Entries from a dataset of interfaces:
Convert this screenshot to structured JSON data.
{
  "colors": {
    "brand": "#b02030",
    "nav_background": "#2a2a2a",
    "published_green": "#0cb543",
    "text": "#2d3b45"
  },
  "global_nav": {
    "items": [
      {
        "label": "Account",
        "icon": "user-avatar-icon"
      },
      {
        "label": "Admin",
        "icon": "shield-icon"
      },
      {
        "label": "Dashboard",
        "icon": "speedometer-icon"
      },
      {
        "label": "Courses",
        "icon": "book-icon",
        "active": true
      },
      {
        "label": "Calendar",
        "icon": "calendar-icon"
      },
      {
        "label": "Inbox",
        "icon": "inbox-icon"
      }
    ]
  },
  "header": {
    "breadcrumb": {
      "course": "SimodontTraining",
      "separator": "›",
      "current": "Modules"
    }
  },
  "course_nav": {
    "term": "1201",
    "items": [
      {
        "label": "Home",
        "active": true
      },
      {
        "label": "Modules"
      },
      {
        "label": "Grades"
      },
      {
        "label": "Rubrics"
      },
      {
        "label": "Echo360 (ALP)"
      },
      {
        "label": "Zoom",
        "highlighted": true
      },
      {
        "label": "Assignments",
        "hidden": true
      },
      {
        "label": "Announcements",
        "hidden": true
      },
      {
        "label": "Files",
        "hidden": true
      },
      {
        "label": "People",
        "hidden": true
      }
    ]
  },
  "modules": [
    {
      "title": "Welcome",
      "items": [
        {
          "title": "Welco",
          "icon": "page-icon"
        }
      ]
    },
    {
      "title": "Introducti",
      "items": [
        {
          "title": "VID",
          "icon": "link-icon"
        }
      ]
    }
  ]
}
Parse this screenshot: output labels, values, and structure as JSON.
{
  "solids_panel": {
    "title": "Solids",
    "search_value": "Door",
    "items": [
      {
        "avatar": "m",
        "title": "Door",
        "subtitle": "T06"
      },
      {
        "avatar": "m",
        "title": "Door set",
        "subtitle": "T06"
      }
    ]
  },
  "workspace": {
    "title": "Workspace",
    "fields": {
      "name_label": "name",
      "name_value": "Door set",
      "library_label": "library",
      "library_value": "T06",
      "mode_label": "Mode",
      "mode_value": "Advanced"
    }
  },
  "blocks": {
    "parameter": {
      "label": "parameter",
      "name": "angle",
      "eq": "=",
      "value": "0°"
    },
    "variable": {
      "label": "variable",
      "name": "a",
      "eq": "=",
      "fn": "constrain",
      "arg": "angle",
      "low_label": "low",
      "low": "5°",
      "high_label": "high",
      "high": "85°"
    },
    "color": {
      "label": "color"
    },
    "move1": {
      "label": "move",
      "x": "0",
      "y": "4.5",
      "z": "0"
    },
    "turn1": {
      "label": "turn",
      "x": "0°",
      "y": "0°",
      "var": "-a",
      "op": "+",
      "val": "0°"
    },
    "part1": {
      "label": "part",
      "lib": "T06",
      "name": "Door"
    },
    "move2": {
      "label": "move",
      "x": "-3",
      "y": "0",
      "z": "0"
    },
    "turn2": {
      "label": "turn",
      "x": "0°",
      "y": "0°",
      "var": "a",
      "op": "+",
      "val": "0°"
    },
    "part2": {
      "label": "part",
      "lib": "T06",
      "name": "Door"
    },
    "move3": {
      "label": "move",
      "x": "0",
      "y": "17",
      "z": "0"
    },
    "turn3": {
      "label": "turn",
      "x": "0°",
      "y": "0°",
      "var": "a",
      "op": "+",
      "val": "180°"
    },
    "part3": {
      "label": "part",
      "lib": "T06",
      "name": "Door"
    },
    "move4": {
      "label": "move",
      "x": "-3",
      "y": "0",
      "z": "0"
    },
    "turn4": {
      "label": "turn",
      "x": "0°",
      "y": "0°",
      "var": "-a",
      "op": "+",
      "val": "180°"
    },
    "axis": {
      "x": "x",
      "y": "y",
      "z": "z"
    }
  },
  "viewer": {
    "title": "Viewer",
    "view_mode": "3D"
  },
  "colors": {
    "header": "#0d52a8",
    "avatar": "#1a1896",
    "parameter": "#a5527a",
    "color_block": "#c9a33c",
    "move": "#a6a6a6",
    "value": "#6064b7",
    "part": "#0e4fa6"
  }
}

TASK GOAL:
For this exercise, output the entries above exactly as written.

RESPONSE:
Convert this screenshot to structured JSON data.
{
  "colors": {
    "brand": "#b02030",
    "nav_background": "#2a2a2a",
    "published_green": "#0cb543",
    "text": "#2d3b45"
  },
  "global_nav": {
    "items": [
      {
        "label": "Account",
        "icon": "user-avatar-icon"
      },
      {
        "label": "Admin",
        "icon": "shield-icon"
      },
      {
        "label": "Dashboard",
        "icon": "speedometer-icon"
      },
      {
        "label": "Courses",
        "icon": "book-icon",
        "active": true
      },
      {
        "label": "Calendar",
        "icon": "calendar-icon"
      },
      {
        "label": "Inbox",
        "icon": "inbox-icon"
      }
    ]
  },
  "header": {
    "breadcrumb": {
      "course": "SimodontTraining",
      "separator": "›",
      "current": "Modules"
    }
  },
  "course_nav": {
    "term": "1201",
    "items": [
      {
        "label": "Home",
        "active": true
      },
      {
        "label": "Modules"
      },
      {
        "label": "Grades"
      },
      {
        "label": "Rubrics"
      },
      {
        "label": "Echo360 (ALP)"
      },
      {
        "label": "Zoom",
        "highlighted": true
      },
      {
        "label": "Assignments",
        "hidden": true
      },
      {
        "label": "Announcements",
        "hidden": true
      },
      {
        "label": "Files",
        "hidden": true
      },
      {
        "label": "People",
        "hidden": true
      }
    ]
  },
  "modules": [
    {
      "title": "Welcome",
      "items": [
        {
          "title": "Welco",
          "icon": "page-icon"
        }
      ]
    },
    {
      "title": "Introducti",
      "items": [
        {
          "title": "VID",
          "icon": "link-icon"
        }
      ]
    }
  ]
}
Parse this screenshot: output labels, values, and structure as JSON.
{
  "solids_panel": {
    "title": "Solids",
    "search_value": "Door",
    "items": [
      {
        "avatar": "m",
        "title": "Door",
        "subtitle": "T06"
      },
      {
        "avatar": "m",
        "title": "Door set",
        "subtitle": "T06"
      }
    ]
  },
  "workspace": {
    "title": "Workspace",
    "fields": {
      "name_label": "name",
      "name_value": "Door set",
      "library_label": "library",
      "library_value": "T06",
      "mode_label": "Mode",
      "mode_value": "Advanced"
    }
  },
  "blocks": {
    "parameter": {
      "label": "parameter",
      "name": "angle",
      "eq": "=",
      "value": "0°"
    },
    "variable": {
      "label": "variable",
      "name": "a",
      "eq": "=",
      "fn": "constrain",
      "arg": "angle",
      "low_label": "low",
      "low": "5°",
      "high_label": "high",
      "high": "85°"
    },
    "color": {
      "label": "color"
    },
    "move1": {
      "label": "move",
      "x": "0",
      "y": "4.5",
      "z": "0"
    },
    "turn1": {
      "label": "turn",
      "x": "0°",
      "y": "0°",
      "var": "-a",
      "op": "+",
      "val": "0°"
    },
    "part1": {
      "label": "part",
      "lib": "T06",
      "name": "Door"
    },
    "move2": {
      "label": "move",
      "x": "-3",
      "y": "0",
      "z": "0"
    },
    "turn2": {
      "label": "turn",
      "x": "0°",
      "y": "0°",
      "var": "a",
      "op": "+",
      "val": "0°"
    },
    "part2": {
      "label": "part",
      "lib": "T06",
      "name": "Door"
    },
    "move3": {
      "label": "move",
      "x": "0",
      "y": "17",
      "z": "0"
    },
    "turn3": {
      "label": "turn",
      "x": "0°",
      "y": "0°",
      "var": "a",
      "op": "+",
      "val": "180°"
    },
    "part3": {
      "label": "part",
      "lib": "T06",
      "name": "Door"
    },
    "move4": {
      "label": "move",
      "x": "-3",
      "y": "0",
      "z": "0"
    },
    "turn4": {
      "label": "turn",
      "x": "0°",
      "y": "0°",
      "var": "-a",
      "op": "+",
      "val": "180°"
    },
    "axis": {
      "x": "x",
      "y": "y",
      "z": "z"
    }
  },
  "viewer": {
    "title": "Viewer",
    "view_mode": "3D"
  },
  "colors": {
    "header": "#0d52a8",
    "avatar": "#1a1896",
    "parameter": "#a5527a",
    "color_block": "#c9a33c",
    "move": "#a6a6a6",
    "value": "#6064b7",
    "part": "#0e4fa6"
  }
}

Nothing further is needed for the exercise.